Top of Extracted information

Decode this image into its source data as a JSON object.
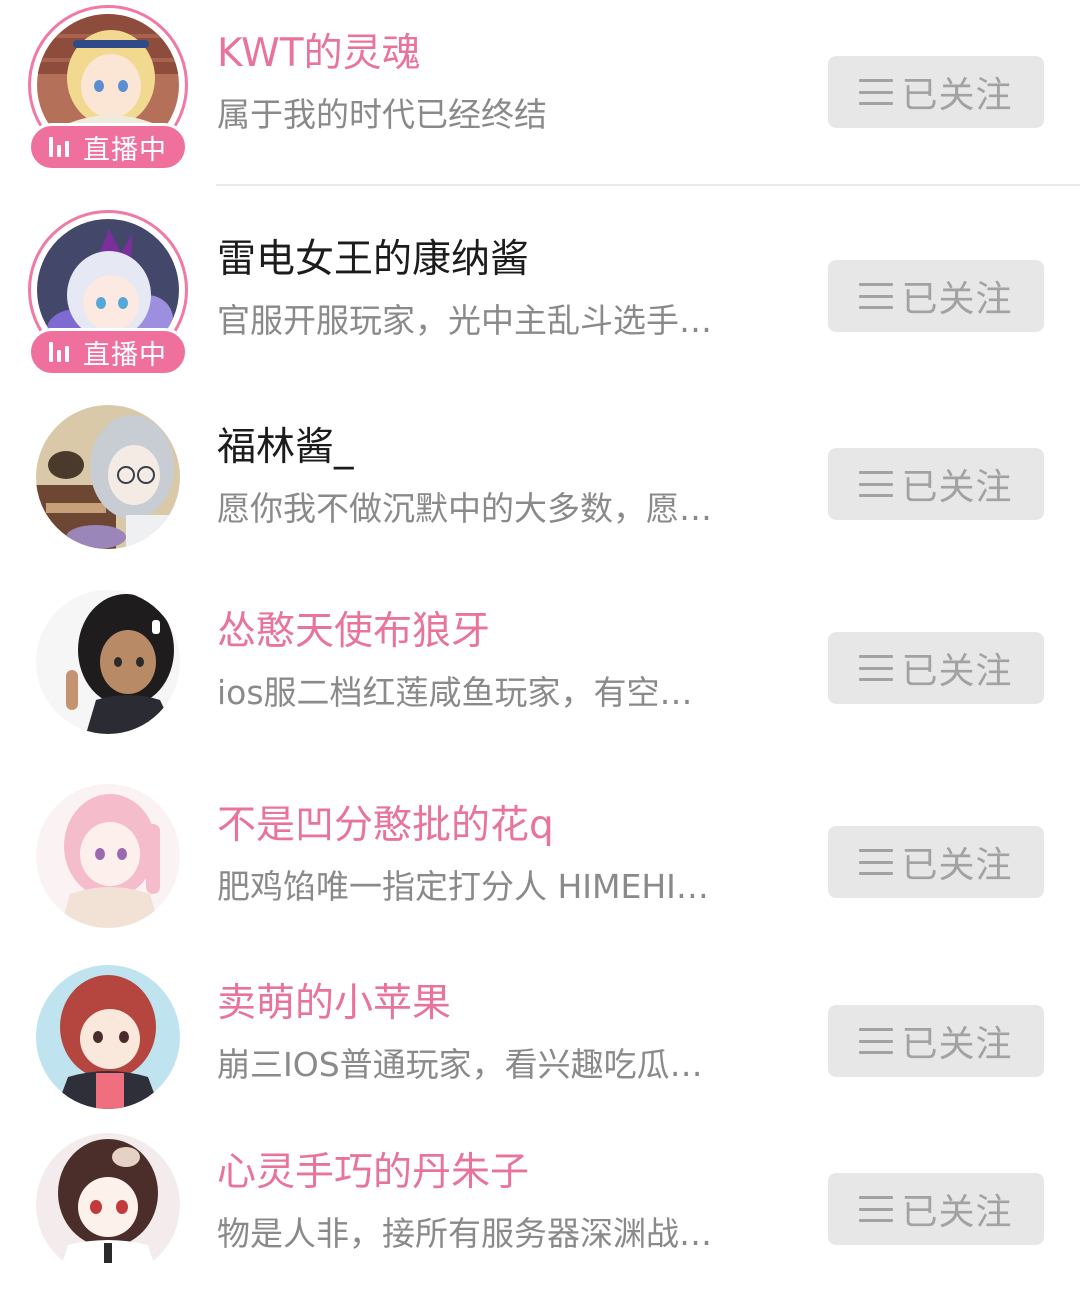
{
  "follow_list": {
    "live_badge_label": "直播中",
    "users": [
      {
        "name": "KWT的灵魂",
        "bio": "属于我的时代已经终结",
        "name_color": "#e8749d",
        "is_live": true,
        "follow_label": "已关注",
        "avatar": "avatar-anime-blonde-girl"
      },
      {
        "name": "雷电女王的康纳酱",
        "bio": "官服开服玩家，光中主乱斗选手…",
        "name_color": "#1c1c1c",
        "is_live": true,
        "follow_label": "已关注",
        "avatar": "avatar-anime-white-hair-girl"
      },
      {
        "name": "福林酱_",
        "bio": "愿你我不做沉默中的大多数，愿…",
        "name_color": "#1c1c1c",
        "is_live": false,
        "follow_label": "已关注",
        "avatar": "avatar-anime-silver-hair-glasses"
      },
      {
        "name": "怂憨天使布狼牙",
        "bio": "ios服二档红莲咸鱼玩家，有空…",
        "name_color": "#e8749d",
        "is_live": false,
        "follow_label": "已关注",
        "avatar": "avatar-anime-dark-skin-girl"
      },
      {
        "name": "不是凹分憨批的花q",
        "bio": "肥鸡馅唯一指定打分人 HIMEHI…",
        "name_color": "#e8749d",
        "is_live": false,
        "follow_label": "已关注",
        "avatar": "avatar-anime-pink-hair-girl"
      },
      {
        "name": "卖萌的小苹果",
        "bio": "崩三IOS普通玩家，看兴趣吃瓜…",
        "name_color": "#e8749d",
        "is_live": false,
        "follow_label": "已关注",
        "avatar": "avatar-anime-red-hair-girl"
      },
      {
        "name": "心灵手巧的丹朱子",
        "bio": "物是人非，接所有服务器深渊战…",
        "name_color": "#e8749d",
        "is_live": false,
        "follow_label": "已关注",
        "avatar": "avatar-anime-brown-hair-girl"
      }
    ]
  }
}
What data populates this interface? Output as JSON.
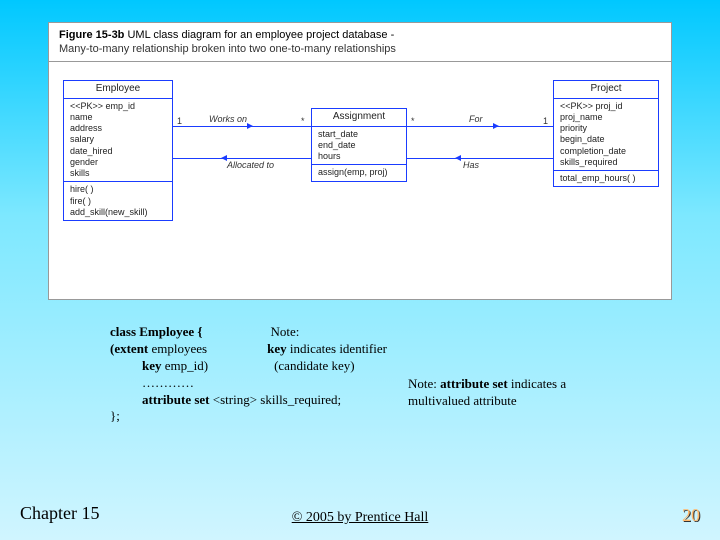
{
  "figure": {
    "label": "Figure 15-3b",
    "title_rest": " UML class diagram for an employee project database -",
    "subtitle": "Many-to-many relationship broken into two one-to-many relationships"
  },
  "employee": {
    "name": "Employee",
    "pk": "<<PK>> emp_id",
    "attrs": [
      "name",
      "address",
      "salary",
      "date_hired",
      "gender",
      "skills"
    ],
    "ops": [
      "hire( )",
      "fire( )",
      "add_skill(new_skill)"
    ]
  },
  "assignment": {
    "name": "Assignment",
    "attrs": [
      "start_date",
      "end_date",
      "hours"
    ],
    "ops": [
      "assign(emp, proj)"
    ]
  },
  "project": {
    "name": "Project",
    "pk": "<<PK>> proj_id",
    "attrs": [
      "proj_name",
      "priority",
      "begin_date",
      "completion_date",
      "skills_required"
    ],
    "ops": [
      "total_emp_hours( )"
    ]
  },
  "assoc": {
    "left_top": "Works on",
    "left_bottom": "Allocated to",
    "right_top": "For",
    "right_bottom": "Has",
    "mult_one_left": "1",
    "mult_star_left": "*",
    "mult_star_right": "*",
    "mult_one_right": "1"
  },
  "notes": {
    "l1a": "class Employee {",
    "l1b": "Note:",
    "l2a": "(extent ",
    "l2a2": "employees",
    "l2b": "key",
    "l2b2": " indicates identifier",
    "l3a": "key ",
    "l3a2": "emp_id)",
    "l3b": "(candidate key)",
    "l4": "…………",
    "l5a": "attribute set ",
    "l5b": "<string> skills_required;",
    "l6": "};",
    "r1": "Note: ",
    "r1b": "attribute set",
    "r1c": " indicates a",
    "r2": "multivalued attribute"
  },
  "footer": {
    "chapter": "Chapter 15",
    "copyright": "© 2005 by Prentice Hall",
    "page": "20"
  }
}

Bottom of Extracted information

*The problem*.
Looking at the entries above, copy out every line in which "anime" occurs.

*Result of the task*.
        "avatar": "avatar-anime-blonde-girl"
        "avatar": "avatar-anime-white-hair-girl"
        "avatar": "avatar-anime-silver-hair-glasses"
        "avatar": "avatar-anime-dark-skin-girl"
        "avatar": "avatar-anime-pink-hair-girl"
        "avatar": "avatar-anime-red-hair-girl"
        "avatar": "avatar-anime-brown-hair-girl"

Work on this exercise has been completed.